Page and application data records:
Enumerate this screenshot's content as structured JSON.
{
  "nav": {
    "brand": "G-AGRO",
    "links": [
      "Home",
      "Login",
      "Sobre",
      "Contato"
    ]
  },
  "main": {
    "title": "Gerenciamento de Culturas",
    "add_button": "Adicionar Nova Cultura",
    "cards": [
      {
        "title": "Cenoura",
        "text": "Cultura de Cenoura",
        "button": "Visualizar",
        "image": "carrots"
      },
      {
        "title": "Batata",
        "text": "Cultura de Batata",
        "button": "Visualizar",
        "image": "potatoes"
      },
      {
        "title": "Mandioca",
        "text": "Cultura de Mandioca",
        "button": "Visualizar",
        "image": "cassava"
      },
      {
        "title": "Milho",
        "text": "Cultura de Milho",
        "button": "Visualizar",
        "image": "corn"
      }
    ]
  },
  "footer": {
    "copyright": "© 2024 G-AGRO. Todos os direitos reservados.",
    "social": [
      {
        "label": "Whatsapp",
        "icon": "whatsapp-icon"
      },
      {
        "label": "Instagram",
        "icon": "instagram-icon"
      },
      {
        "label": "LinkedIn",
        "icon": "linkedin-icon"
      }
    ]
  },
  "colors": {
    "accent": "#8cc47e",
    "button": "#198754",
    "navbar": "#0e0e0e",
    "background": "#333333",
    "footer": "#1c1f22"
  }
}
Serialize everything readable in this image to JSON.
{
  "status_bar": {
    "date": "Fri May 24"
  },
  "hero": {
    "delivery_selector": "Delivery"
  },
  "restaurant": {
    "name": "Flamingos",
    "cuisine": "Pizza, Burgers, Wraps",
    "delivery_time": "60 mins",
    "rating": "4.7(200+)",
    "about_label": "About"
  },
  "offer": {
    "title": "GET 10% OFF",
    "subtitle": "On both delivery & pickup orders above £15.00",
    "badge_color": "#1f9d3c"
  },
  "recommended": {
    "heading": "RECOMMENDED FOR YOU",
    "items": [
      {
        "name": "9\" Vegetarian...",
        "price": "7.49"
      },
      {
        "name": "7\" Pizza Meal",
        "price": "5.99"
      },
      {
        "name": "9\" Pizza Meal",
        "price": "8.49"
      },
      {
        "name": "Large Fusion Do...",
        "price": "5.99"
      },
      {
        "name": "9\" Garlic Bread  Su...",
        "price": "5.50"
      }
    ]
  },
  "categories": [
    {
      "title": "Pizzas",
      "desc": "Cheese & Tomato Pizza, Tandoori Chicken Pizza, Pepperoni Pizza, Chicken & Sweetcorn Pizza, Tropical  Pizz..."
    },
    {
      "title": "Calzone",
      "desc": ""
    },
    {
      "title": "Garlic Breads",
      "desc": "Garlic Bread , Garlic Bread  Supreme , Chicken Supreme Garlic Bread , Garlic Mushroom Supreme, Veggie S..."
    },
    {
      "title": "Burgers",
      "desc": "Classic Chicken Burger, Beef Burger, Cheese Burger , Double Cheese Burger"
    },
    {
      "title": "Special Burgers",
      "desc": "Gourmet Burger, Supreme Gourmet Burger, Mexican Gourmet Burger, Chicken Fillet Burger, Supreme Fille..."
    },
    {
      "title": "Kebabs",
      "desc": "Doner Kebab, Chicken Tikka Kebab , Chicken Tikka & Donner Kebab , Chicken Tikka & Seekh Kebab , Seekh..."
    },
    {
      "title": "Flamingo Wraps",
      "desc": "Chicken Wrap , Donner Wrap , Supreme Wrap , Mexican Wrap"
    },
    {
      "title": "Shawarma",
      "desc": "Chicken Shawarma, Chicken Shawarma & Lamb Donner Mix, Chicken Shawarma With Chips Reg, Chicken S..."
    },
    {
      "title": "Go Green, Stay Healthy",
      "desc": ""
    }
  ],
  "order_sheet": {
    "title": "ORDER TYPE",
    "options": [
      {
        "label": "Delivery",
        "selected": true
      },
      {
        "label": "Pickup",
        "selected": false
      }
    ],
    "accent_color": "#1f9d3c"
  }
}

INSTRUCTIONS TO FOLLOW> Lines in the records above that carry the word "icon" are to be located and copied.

ANSWER TO THIS EXERCISE>
        "icon": "whatsapp-icon"
        "icon": "instagram-icon"
        "icon": "linkedin-icon"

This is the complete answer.